(Beginning of Recorded data)

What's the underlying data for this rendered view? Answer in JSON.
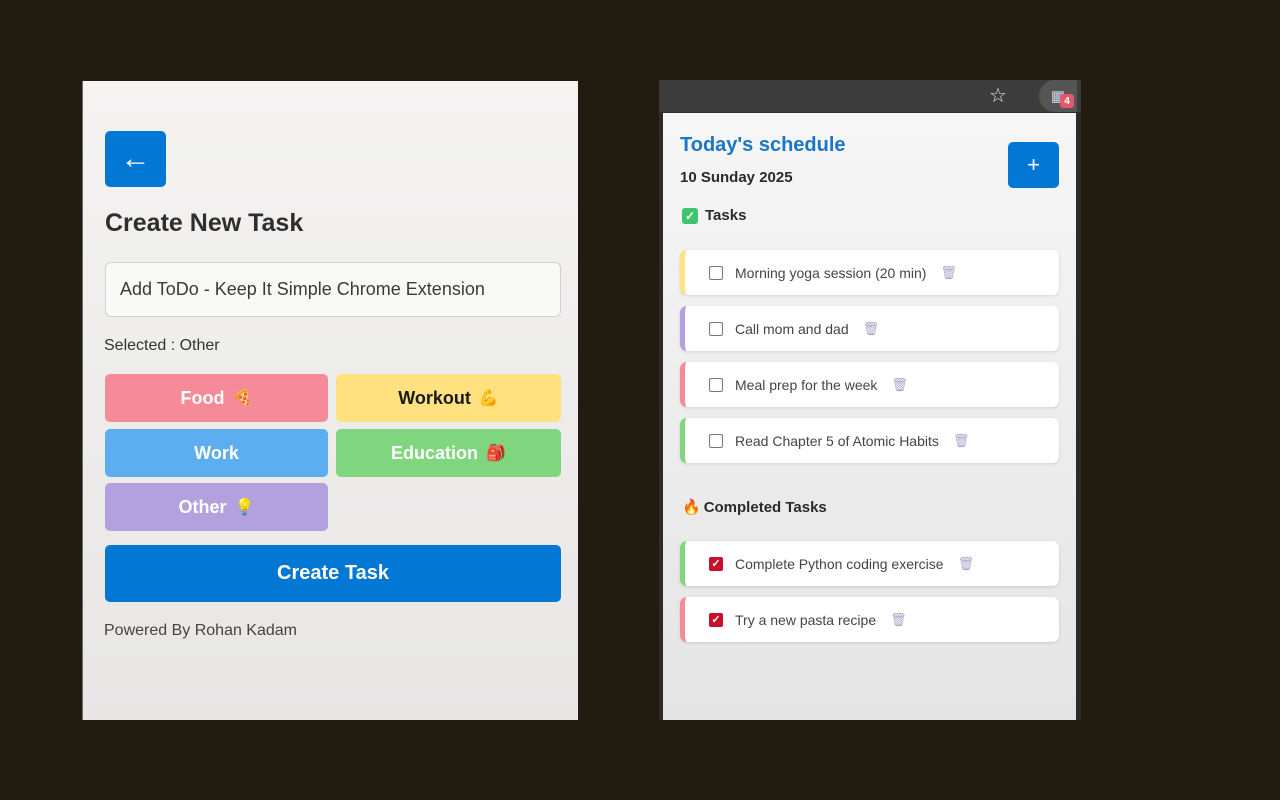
{
  "create": {
    "back_label": "←",
    "title": "Create New Task",
    "input_value": "Add ToDo - Keep It Simple Chrome Extension",
    "selected_text": "Selected : Other",
    "categories": [
      {
        "label": "Food",
        "emoji": "🍕",
        "color": "#f58b98"
      },
      {
        "label": "Workout",
        "emoji": "💪",
        "color": "#ffe27f"
      },
      {
        "label": "Work",
        "emoji": "",
        "color": "#5daef0"
      },
      {
        "label": "Education",
        "emoji": "🎒",
        "color": "#7fd67f"
      },
      {
        "label": "Other",
        "emoji": "💡",
        "color": "#b3a0de"
      }
    ],
    "create_button": "Create Task",
    "powered_by": "Powered By Rohan Kadam",
    "accent": "#0277d4"
  },
  "browser": {
    "star_icon": "☆",
    "extension_badge": "4"
  },
  "schedule": {
    "title": "Today's schedule",
    "date": "10 Sunday 2025",
    "add_label": "+",
    "tasks_heading": "Tasks",
    "completed_heading": "Completed Tasks",
    "tasks": [
      {
        "text": "Morning yoga session (20 min)",
        "color": "#ffe27f",
        "done": false
      },
      {
        "text": "Call mom and dad",
        "color": "#b3a0de",
        "done": false
      },
      {
        "text": "Meal prep for the week",
        "color": "#f58b98",
        "done": false
      },
      {
        "text": "Read Chapter 5 of Atomic Habits",
        "color": "#7fd67f",
        "done": false
      }
    ],
    "completed": [
      {
        "text": "Complete Python coding exercise",
        "color": "#7fd67f",
        "done": true
      },
      {
        "text": "Try a new pasta recipe",
        "color": "#f58b98",
        "done": true
      }
    ]
  }
}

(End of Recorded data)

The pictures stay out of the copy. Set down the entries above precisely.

What's the underlying data for this rendered view? Answer in JSON.
{
  "create": {
    "back_label": "←",
    "title": "Create New Task",
    "input_value": "Add ToDo - Keep It Simple Chrome Extension",
    "selected_text": "Selected : Other",
    "categories": [
      {
        "label": "Food",
        "emoji": "🍕",
        "color": "#f58b98"
      },
      {
        "label": "Workout",
        "emoji": "💪",
        "color": "#ffe27f"
      },
      {
        "label": "Work",
        "emoji": "",
        "color": "#5daef0"
      },
      {
        "label": "Education",
        "emoji": "🎒",
        "color": "#7fd67f"
      },
      {
        "label": "Other",
        "emoji": "💡",
        "color": "#b3a0de"
      }
    ],
    "create_button": "Create Task",
    "powered_by": "Powered By Rohan Kadam",
    "accent": "#0277d4"
  },
  "browser": {
    "star_icon": "☆",
    "extension_badge": "4"
  },
  "schedule": {
    "title": "Today's schedule",
    "date": "10 Sunday 2025",
    "add_label": "+",
    "tasks_heading": "Tasks",
    "completed_heading": "Completed Tasks",
    "tasks": [
      {
        "text": "Morning yoga session (20 min)",
        "color": "#ffe27f",
        "done": false
      },
      {
        "text": "Call mom and dad",
        "color": "#b3a0de",
        "done": false
      },
      {
        "text": "Meal prep for the week",
        "color": "#f58b98",
        "done": false
      },
      {
        "text": "Read Chapter 5 of Atomic Habits",
        "color": "#7fd67f",
        "done": false
      }
    ],
    "completed": [
      {
        "text": "Complete Python coding exercise",
        "color": "#7fd67f",
        "done": true
      },
      {
        "text": "Try a new pasta recipe",
        "color": "#f58b98",
        "done": true
      }
    ]
  }
}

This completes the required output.